— DIRECTIONS FOR THIS TASK —
From the first line to the last, return the data exactly as it stands.

(Component data from apps and pages)
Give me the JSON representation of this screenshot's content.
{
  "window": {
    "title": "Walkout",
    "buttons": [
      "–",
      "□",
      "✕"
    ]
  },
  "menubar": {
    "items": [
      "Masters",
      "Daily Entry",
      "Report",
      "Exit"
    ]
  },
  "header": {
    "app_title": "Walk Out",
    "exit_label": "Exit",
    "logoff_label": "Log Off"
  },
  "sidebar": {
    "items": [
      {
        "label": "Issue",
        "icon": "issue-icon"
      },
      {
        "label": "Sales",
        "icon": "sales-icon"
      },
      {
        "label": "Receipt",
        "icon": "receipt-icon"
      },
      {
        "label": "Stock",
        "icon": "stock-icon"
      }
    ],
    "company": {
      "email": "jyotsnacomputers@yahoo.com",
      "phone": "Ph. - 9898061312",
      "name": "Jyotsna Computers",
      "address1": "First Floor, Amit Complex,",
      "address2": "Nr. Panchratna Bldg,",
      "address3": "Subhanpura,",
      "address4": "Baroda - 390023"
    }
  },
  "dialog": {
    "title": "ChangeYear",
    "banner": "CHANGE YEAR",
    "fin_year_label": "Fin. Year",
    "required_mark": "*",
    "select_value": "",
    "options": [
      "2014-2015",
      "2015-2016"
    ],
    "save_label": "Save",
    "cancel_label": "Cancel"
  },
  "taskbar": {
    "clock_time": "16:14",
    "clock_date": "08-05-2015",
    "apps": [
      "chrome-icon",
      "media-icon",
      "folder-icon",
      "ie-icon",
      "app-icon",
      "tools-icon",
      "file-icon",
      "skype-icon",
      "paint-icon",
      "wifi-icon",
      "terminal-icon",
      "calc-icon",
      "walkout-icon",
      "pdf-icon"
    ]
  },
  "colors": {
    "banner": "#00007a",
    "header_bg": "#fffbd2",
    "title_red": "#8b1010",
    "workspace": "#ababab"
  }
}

— EXERCISE SOLUTION —
Give me the JSON representation of this screenshot's content.
{
  "window": {
    "title": "Walkout",
    "buttons": [
      "–",
      "□",
      "✕"
    ]
  },
  "menubar": {
    "items": [
      "Masters",
      "Daily Entry",
      "Report",
      "Exit"
    ]
  },
  "header": {
    "app_title": "Walk Out",
    "exit_label": "Exit",
    "logoff_label": "Log Off"
  },
  "sidebar": {
    "items": [
      {
        "label": "Issue",
        "icon": "issue-icon"
      },
      {
        "label": "Sales",
        "icon": "sales-icon"
      },
      {
        "label": "Receipt",
        "icon": "receipt-icon"
      },
      {
        "label": "Stock",
        "icon": "stock-icon"
      }
    ],
    "company": {
      "email": "jyotsnacomputers@yahoo.com",
      "phone": "Ph. - 9898061312",
      "name": "Jyotsna Computers",
      "address1": "First Floor, Amit Complex,",
      "address2": "Nr. Panchratna Bldg,",
      "address3": "Subhanpura,",
      "address4": "Baroda - 390023"
    }
  },
  "dialog": {
    "title": "ChangeYear",
    "banner": "CHANGE YEAR",
    "fin_year_label": "Fin. Year",
    "required_mark": "*",
    "select_value": "",
    "options": [
      "2014-2015",
      "2015-2016"
    ],
    "save_label": "Save",
    "cancel_label": "Cancel"
  },
  "taskbar": {
    "clock_time": "16:14",
    "clock_date": "08-05-2015",
    "apps": [
      "chrome-icon",
      "media-icon",
      "folder-icon",
      "ie-icon",
      "app-icon",
      "tools-icon",
      "file-icon",
      "skype-icon",
      "paint-icon",
      "wifi-icon",
      "terminal-icon",
      "calc-icon",
      "walkout-icon",
      "pdf-icon"
    ]
  },
  "colors": {
    "banner": "#00007a",
    "header_bg": "#fffbd2",
    "title_red": "#8b1010",
    "workspace": "#ababab"
  }
}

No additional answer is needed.